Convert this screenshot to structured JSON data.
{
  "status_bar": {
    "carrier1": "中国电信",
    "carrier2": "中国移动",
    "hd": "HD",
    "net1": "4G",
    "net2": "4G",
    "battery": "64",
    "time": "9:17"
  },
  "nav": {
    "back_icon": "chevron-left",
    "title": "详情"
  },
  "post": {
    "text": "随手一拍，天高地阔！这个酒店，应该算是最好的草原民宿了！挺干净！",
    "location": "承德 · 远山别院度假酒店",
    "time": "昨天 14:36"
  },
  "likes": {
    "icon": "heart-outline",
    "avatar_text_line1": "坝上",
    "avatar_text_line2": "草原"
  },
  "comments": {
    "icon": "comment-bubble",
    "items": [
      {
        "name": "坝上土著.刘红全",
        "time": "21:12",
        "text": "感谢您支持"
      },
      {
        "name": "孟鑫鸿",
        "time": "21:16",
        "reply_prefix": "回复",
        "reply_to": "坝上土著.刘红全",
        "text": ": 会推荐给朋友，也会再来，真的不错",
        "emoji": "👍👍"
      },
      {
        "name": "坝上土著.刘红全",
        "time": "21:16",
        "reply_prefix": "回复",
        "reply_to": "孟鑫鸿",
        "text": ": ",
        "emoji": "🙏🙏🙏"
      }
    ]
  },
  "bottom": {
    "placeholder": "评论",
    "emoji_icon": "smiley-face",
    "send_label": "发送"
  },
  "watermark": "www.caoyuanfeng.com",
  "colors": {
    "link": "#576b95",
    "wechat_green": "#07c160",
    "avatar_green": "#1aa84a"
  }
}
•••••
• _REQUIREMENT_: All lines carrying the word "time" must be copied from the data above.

• _FINISHED TASK_:
    "time": "9:17"
    "time": "昨天 14:36"
        "time": "21:12",
        "time": "21:16",
        "time": "21:16",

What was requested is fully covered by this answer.